_THE INPUT_

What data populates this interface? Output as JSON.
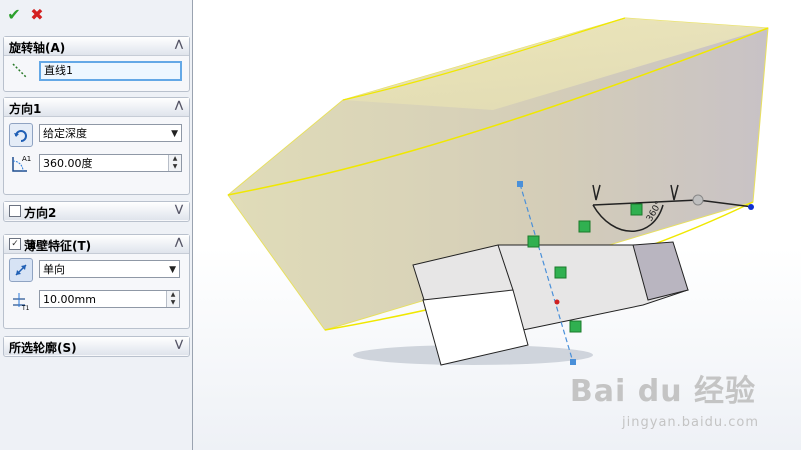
{
  "panel": {
    "rotation_axis": {
      "title": "旋转轴(A)",
      "axis_value": "直线1"
    },
    "direction1": {
      "title": "方向1",
      "end_condition": "给定深度",
      "angle_value": "360.00度",
      "angle_icon_label": "A1"
    },
    "direction2": {
      "title": "方向2"
    },
    "thin_feature": {
      "title": "薄壁特征(T)",
      "type_value": "单向",
      "thickness_value": "10.00mm",
      "thickness_icon_label": "T1"
    },
    "selected_contours": {
      "title": "所选轮廓(S)"
    }
  },
  "viewport": {
    "angle_label": "360°"
  },
  "watermark": {
    "brand": "Bai du 经验",
    "url": "jingyan.baidu.com"
  },
  "colors": {
    "confirm": "#2ca02c",
    "cancel": "#d42020",
    "selection_outline": "#ffff00",
    "axis_line": "#4a90d9"
  }
}
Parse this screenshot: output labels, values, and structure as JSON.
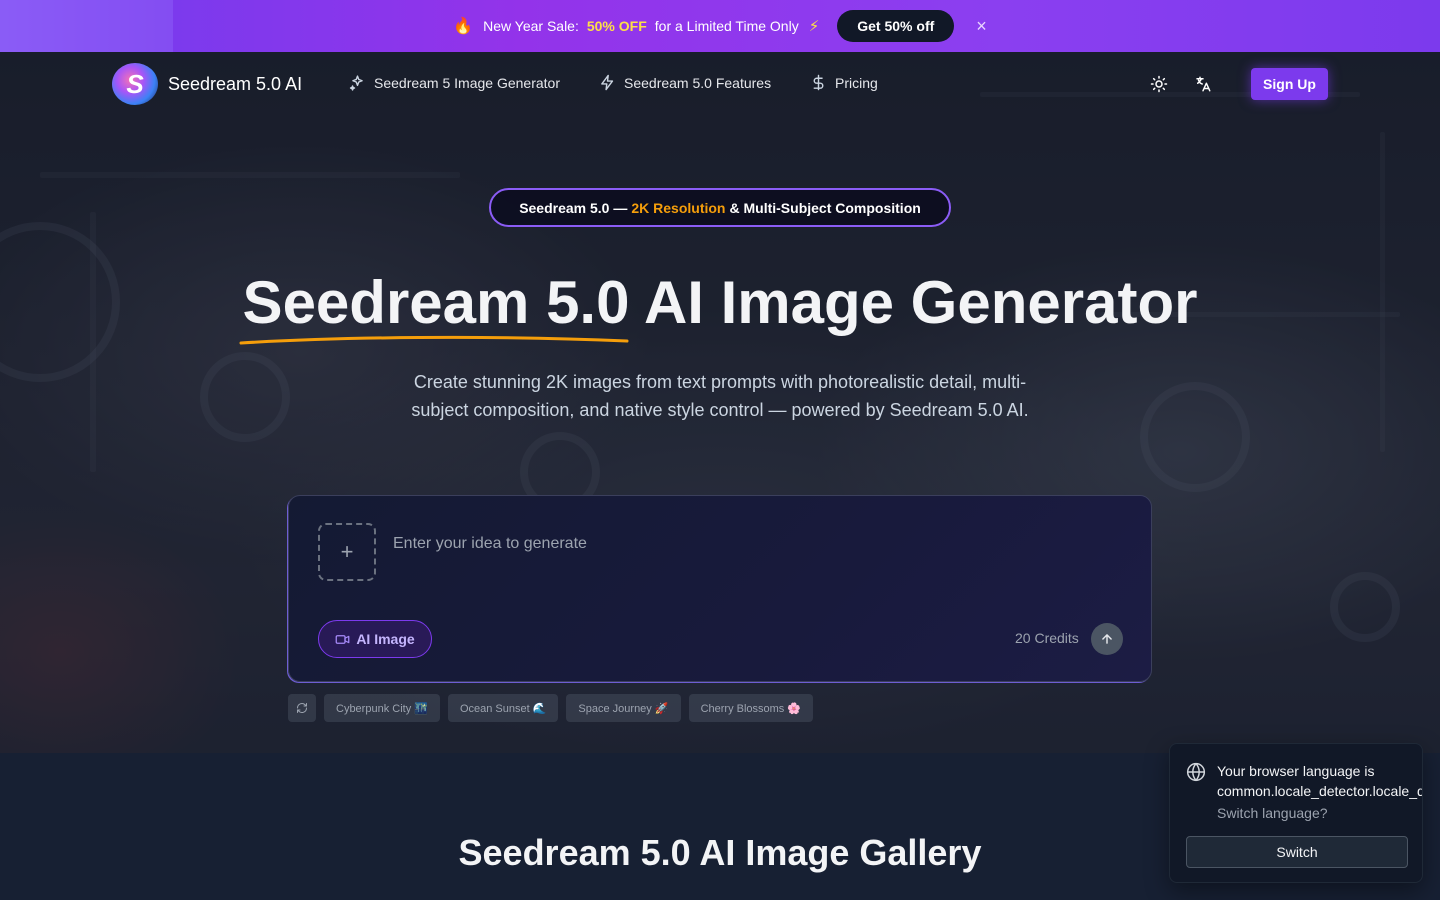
{
  "promo": {
    "fire_icon": "🔥",
    "text_before": "New Year Sale:",
    "highlight": "50% OFF",
    "text_after": "for a Limited Time Only",
    "bolt_icon": "⚡",
    "cta_label": "Get 50% off",
    "close_icon": "×"
  },
  "nav": {
    "logo_letter": "S",
    "brand": "Seedream 5.0 AI",
    "links": [
      {
        "label": "Seedream 5 Image Generator",
        "icon": "sparkles-icon"
      },
      {
        "label": "Seedream 5.0 Features",
        "icon": "bolt-icon"
      },
      {
        "label": "Pricing",
        "icon": "dollar-icon"
      }
    ],
    "signup_label": "Sign Up"
  },
  "hero": {
    "pill_before": "Seedream 5.0 —",
    "pill_highlight": "2K Resolution",
    "pill_after": "& Multi-Subject Composition",
    "title_underlined": "Seedream 5.0",
    "title_rest": "AI Image Generator",
    "subtitle": "Create stunning 2K images from text prompts with photorealistic detail, multi-subject composition, and native style control — powered by Seedream 5.0 AI."
  },
  "prompt": {
    "placeholder": "Enter your idea to generate",
    "value": "",
    "upload_icon": "+",
    "mode_label": "AI Image",
    "credits": "20 Credits"
  },
  "suggestions": [
    "Cyberpunk City 🌃",
    "Ocean Sunset 🌊",
    "Space Journey 🚀",
    "Cherry Blossoms 🌸"
  ],
  "gallery": {
    "title": "Seedream 5.0 AI Image Gallery"
  },
  "toast": {
    "message_line1": "Your browser language is",
    "message_line2": "common.locale_detector.locale_de",
    "question": "Switch language?",
    "button": "Switch"
  },
  "colors": {
    "accent": "#7c3aed",
    "highlight": "#f59e0b",
    "promo_highlight": "#fde047"
  }
}
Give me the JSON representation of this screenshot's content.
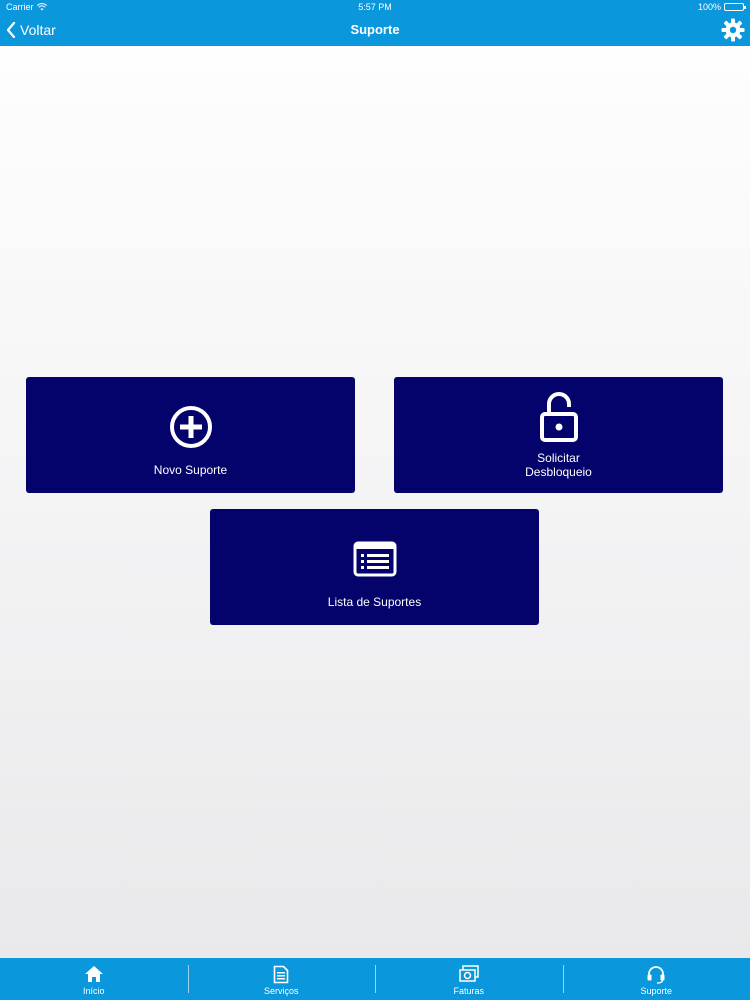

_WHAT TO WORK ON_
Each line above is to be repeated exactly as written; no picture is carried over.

_TASK ANSWER_
What data populates this interface? Output as JSON.
{
  "panel": {
    "rotation_axis": {
      "title": "旋转轴(A)",
      "axis_value": "直线1"
    },
    "direction1": {
      "title": "方向1",
      "end_condition": "给定深度",
      "angle_value": "360.00度",
      "angle_icon_label": "A1"
    },
    "direction2": {
      "title": "方向2"
    },
    "thin_feature": {
      "title": "薄壁特征(T)",
      "type_value": "单向",
      "thickness_value": "10.00mm",
      "thickness_icon_label": "T1"
    },
    "selected_contours": {
      "title": "所选轮廓(S)"
    }
  },
  "viewport": {
    "angle_label": "360°"
  },
  "watermark": {
    "brand": "Bai du 经验",
    "url": "jingyan.baidu.com"
  },
  "colors": {
    "confirm": "#2ca02c",
    "cancel": "#d42020",
    "selection_outline": "#ffff00",
    "axis_line": "#4a90d9"
  }
}
Parse this screenshot: output labels, values, and structure as JSON.
{
  "promo": {
    "fire_icon": "🔥",
    "text_before": "New Year Sale:",
    "highlight": "50% OFF",
    "text_after": "for a Limited Time Only",
    "bolt_icon": "⚡",
    "cta_label": "Get 50% off",
    "close_icon": "×"
  },
  "nav": {
    "logo_letter": "S",
    "brand": "Seedream 5.0 AI",
    "links": [
      {
        "label": "Seedream 5 Image Generator",
        "icon": "sparkles-icon"
      },
      {
        "label": "Seedream 5.0 Features",
        "icon": "bolt-icon"
      },
      {
        "label": "Pricing",
        "icon": "dollar-icon"
      }
    ],
    "signup_label": "Sign Up"
  },
  "hero": {
    "pill_before": "Seedream 5.0 —",
    "pill_highlight": "2K Resolution",
    "pill_after": "& Multi-Subject Composition",
    "title_underlined": "Seedream 5.0",
    "title_rest": "AI Image Generator",
    "subtitle": "Create stunning 2K images from text prompts with photorealistic detail, multi-subject composition, and native style control — powered by Seedream 5.0 AI."
  },
  "prompt": {
    "placeholder": "Enter your idea to generate",
    "value": "",
    "upload_icon": "+",
    "mode_label": "AI Image",
    "credits": "20 Credits"
  },
  "suggestions": [
    "Cyberpunk City 🌃",
    "Ocean Sunset 🌊",
    "Space Journey 🚀",
    "Cherry Blossoms 🌸"
  ],
  "gallery": {
    "title": "Seedream 5.0 AI Image Gallery"
  },
  "toast": {
    "message_line1": "Your browser language is",
    "message_line2": "common.locale_detector.locale_de",
    "question": "Switch language?",
    "button": "Switch"
  },
  "colors": {
    "accent": "#7c3aed",
    "highlight": "#f59e0b",
    "promo_highlight": "#fde047"
  }
}
Give me the JSON representation of this screenshot's content.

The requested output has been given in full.